What do the next 10 years look like for the city of Regina?
On Monday, the city’s catalyst committee hosted the first of eight community surveys to hear how people feel about five new projects being put forward to council that aim to revitalize the downtown.
The five projects include:
- multi-purpose event centre
- Regina aquatics centre
- multi-purpose outdoor baseball event centre
- synthetic outdoor field project
- modernization of the central library
The meeting focus was on the multi-purpose event centre. It is meant to replace the Brandt Centre in hosting the WHL Regina Pats and hosting the city’s events.
A location has not yet been chosen for the arena. That was a criticism raised by some residents.
Alysia Johnson, with Carmicheal Outreach, was concerned the committee did not consider the safety and well-being of the city’s homeless population.
The lack of “hygiene and access to showers is killing people in our downtown like we are a third-world country,” Johnson said. “I’m just curious if the folks in this room are aware of that.”

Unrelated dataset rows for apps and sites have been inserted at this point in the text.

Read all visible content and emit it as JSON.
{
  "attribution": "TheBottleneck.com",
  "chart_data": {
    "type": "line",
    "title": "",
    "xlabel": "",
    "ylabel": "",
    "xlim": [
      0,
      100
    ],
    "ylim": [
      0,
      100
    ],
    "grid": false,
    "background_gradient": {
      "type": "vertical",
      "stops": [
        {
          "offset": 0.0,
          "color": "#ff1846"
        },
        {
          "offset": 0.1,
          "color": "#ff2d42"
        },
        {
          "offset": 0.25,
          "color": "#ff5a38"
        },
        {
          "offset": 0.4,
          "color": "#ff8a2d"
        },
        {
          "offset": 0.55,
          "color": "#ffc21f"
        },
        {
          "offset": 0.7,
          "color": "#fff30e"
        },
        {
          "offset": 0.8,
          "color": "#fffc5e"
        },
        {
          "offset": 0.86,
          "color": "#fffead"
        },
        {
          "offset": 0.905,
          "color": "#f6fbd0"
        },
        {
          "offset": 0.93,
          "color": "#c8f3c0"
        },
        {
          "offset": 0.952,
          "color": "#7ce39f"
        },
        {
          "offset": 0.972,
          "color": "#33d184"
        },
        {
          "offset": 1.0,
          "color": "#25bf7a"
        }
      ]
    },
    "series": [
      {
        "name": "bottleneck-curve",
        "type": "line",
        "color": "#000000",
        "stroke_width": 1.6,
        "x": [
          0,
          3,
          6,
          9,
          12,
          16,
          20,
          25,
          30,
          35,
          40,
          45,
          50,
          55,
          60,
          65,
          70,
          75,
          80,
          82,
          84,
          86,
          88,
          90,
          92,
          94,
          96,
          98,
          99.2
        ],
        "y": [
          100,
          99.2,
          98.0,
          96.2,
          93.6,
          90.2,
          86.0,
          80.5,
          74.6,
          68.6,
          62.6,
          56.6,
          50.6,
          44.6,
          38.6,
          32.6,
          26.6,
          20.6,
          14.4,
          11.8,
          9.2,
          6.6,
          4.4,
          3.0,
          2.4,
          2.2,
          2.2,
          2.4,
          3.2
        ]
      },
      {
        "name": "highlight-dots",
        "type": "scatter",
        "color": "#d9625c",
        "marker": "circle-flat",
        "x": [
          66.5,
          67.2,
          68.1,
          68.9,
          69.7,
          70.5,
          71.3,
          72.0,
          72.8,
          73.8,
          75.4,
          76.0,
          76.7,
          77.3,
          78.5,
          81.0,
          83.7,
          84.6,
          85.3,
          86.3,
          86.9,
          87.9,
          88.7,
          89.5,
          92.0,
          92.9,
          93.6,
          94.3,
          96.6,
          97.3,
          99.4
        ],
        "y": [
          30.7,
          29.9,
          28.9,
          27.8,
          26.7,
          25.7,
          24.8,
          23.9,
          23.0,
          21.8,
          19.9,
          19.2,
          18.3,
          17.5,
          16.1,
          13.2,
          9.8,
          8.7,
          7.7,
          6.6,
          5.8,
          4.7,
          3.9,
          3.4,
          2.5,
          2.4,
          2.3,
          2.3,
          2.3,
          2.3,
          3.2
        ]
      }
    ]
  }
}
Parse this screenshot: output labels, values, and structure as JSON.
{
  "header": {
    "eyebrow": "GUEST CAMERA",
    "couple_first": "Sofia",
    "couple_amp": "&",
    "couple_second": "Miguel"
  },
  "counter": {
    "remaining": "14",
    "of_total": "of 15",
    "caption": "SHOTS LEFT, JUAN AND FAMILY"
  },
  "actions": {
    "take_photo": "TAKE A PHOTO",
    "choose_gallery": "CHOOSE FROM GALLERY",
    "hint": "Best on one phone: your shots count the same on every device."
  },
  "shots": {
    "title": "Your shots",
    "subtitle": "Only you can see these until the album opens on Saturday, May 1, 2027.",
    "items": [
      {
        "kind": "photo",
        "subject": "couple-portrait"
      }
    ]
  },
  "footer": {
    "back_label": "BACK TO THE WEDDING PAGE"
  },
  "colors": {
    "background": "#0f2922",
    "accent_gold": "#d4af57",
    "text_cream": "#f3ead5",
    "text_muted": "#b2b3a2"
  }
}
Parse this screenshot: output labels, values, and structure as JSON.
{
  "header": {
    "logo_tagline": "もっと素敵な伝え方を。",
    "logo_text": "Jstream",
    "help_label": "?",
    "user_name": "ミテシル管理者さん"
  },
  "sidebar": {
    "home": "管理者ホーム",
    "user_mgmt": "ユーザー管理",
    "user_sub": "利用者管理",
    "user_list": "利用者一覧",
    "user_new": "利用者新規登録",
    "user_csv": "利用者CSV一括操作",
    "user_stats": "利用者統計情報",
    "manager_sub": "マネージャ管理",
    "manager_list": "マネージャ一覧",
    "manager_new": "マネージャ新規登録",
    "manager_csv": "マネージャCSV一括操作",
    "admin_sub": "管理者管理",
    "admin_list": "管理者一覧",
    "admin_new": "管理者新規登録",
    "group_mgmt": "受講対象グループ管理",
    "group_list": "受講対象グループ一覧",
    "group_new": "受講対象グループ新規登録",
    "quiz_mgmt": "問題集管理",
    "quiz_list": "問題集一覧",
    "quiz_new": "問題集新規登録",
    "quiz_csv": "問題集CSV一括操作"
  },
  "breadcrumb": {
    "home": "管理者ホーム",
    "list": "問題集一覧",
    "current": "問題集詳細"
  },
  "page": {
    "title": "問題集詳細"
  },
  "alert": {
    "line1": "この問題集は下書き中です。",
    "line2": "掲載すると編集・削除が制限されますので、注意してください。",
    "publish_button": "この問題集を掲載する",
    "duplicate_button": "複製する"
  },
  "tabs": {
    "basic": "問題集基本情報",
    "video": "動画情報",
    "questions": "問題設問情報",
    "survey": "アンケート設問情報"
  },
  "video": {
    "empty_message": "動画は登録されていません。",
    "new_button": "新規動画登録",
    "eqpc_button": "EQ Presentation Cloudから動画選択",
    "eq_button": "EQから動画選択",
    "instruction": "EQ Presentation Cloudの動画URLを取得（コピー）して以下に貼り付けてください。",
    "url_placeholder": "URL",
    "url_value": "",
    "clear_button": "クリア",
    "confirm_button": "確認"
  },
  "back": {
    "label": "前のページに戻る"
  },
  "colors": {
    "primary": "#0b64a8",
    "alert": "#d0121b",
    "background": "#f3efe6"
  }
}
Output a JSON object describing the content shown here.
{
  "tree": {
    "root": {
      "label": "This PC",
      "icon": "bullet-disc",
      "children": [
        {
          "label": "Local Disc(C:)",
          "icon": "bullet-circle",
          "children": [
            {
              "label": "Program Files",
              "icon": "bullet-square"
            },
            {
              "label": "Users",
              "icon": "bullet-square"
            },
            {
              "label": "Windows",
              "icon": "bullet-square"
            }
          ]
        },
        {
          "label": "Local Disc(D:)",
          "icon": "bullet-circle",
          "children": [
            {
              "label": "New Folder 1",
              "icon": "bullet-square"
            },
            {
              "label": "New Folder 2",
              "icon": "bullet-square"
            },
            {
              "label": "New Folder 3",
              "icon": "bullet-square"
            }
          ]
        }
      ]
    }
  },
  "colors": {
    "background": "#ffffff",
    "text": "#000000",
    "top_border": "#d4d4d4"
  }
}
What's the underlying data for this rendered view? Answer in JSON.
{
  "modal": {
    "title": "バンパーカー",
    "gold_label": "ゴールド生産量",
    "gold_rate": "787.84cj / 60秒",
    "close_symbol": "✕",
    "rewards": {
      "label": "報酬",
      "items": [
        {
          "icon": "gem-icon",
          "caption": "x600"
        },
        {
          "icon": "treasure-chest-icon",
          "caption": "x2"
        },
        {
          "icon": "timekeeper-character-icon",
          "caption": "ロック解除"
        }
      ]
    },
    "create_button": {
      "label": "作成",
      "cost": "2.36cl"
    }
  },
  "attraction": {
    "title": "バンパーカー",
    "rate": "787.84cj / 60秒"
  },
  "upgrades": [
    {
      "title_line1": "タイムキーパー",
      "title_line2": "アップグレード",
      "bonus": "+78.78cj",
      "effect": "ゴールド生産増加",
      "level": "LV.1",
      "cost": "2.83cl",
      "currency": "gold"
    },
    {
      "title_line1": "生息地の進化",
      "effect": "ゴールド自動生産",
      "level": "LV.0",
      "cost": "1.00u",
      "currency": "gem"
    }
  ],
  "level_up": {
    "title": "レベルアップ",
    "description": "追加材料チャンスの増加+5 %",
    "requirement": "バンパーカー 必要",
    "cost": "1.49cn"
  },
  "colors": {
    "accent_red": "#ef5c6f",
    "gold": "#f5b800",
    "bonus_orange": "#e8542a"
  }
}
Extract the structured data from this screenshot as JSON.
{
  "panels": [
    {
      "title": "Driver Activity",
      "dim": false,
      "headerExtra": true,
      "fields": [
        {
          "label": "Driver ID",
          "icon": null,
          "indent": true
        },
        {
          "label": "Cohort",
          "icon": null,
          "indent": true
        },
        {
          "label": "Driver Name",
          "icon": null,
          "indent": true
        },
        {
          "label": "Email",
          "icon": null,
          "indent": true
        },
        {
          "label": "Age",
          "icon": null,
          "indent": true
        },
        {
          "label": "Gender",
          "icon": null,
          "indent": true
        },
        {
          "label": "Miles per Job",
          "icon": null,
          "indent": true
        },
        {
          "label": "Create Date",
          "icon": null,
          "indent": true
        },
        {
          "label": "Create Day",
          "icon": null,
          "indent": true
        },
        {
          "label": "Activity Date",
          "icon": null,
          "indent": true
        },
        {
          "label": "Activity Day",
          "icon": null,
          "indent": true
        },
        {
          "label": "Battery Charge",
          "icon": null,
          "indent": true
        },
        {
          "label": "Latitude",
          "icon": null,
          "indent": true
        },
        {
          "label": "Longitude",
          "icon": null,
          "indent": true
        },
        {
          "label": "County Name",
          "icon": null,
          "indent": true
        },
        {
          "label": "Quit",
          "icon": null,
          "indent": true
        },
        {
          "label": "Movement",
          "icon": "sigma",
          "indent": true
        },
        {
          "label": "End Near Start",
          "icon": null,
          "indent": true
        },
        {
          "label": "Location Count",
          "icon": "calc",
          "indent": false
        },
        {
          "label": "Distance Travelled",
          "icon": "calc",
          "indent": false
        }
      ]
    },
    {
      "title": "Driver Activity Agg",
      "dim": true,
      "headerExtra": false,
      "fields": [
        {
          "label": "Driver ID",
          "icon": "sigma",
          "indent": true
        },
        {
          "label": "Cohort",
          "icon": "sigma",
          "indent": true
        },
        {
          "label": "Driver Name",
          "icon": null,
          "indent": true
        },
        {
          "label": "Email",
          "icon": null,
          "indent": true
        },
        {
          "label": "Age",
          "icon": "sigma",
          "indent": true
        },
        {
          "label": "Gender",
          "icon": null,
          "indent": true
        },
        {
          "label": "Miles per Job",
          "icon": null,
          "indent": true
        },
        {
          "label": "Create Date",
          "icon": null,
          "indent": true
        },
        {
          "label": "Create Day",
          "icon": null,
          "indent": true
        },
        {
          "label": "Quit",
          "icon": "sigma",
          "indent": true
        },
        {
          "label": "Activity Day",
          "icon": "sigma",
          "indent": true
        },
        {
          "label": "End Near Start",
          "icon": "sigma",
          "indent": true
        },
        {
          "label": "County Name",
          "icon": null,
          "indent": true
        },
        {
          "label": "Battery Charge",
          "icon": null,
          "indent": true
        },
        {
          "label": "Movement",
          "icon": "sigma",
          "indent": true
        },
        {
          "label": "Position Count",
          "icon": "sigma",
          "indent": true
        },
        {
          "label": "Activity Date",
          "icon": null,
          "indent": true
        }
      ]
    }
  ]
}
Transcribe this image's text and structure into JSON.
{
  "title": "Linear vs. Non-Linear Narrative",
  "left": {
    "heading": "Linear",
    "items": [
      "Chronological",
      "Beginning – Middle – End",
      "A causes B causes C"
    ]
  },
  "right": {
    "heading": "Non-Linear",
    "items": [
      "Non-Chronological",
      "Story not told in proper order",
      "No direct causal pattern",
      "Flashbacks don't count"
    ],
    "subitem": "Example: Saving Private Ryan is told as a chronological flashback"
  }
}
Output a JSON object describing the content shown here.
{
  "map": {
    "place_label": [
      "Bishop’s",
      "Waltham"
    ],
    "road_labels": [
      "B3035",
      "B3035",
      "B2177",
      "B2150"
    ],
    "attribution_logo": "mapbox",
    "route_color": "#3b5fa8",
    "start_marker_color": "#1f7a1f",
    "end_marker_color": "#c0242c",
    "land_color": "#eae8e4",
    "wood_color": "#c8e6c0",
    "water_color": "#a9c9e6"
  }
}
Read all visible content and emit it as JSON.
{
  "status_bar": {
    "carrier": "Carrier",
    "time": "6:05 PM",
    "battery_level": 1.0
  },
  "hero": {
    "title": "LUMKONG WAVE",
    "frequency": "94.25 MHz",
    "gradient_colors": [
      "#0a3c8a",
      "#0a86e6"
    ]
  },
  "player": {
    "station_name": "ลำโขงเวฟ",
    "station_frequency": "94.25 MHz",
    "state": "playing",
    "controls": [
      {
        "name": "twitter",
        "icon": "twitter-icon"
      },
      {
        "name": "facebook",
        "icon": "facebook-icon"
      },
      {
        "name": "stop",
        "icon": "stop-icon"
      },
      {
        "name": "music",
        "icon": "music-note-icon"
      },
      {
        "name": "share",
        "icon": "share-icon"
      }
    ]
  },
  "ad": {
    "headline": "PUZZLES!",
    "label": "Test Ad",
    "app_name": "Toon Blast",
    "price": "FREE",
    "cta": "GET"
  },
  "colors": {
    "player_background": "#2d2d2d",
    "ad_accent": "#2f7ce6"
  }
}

Co-chair of the committee, Tim Reid, said the committee took safety reports into account, adding he felt the Arena could help with the issue.
“I don’t believe that the development of a multi-purpose event centre is a solution to end homelessness, but we do believe it’s part of it,” Reid said.
He added the committee took notes from other municipalities where a more developed and revitalized downtown sector created an overall safer space.
Location wasn’t the only subject people took issue with. The upwards of $100-million price tag also had some scratching their heads. Some believe the money could be spent elsewhere.
Florence Stratton, a local social rights and peace activist, believes the money should be spent on homelessness.
“The catalyst committee seems to think that the city of Regina has millions — if not billions — of dollars, to spend on sports facilities,” Stratton said.
“Yet when it comes to putting it towards homelessness in our city, councillors seem to think that $15.5 million — a sum that would put a small dent in Regina’s homelessness crisis — is too much.”
Other areas where residents had concerns were parking, transportation — and even upgrading the city’s pickleball facilities.
Ward 2 Coun. Bob Hawkins said he was happy with the turnout, adding that the hardest part of the job is allocating where funds need to go.
“Budgeting is one of the hardest things we do because there are many competing priorities, and you have to balance those priorities.”
Meetings will continue until Thursday, with two per day, running 11 a.m. to 1 pm and 5 p.m. to 7 p.m. at the AGT lounge in Mosaic Stadium.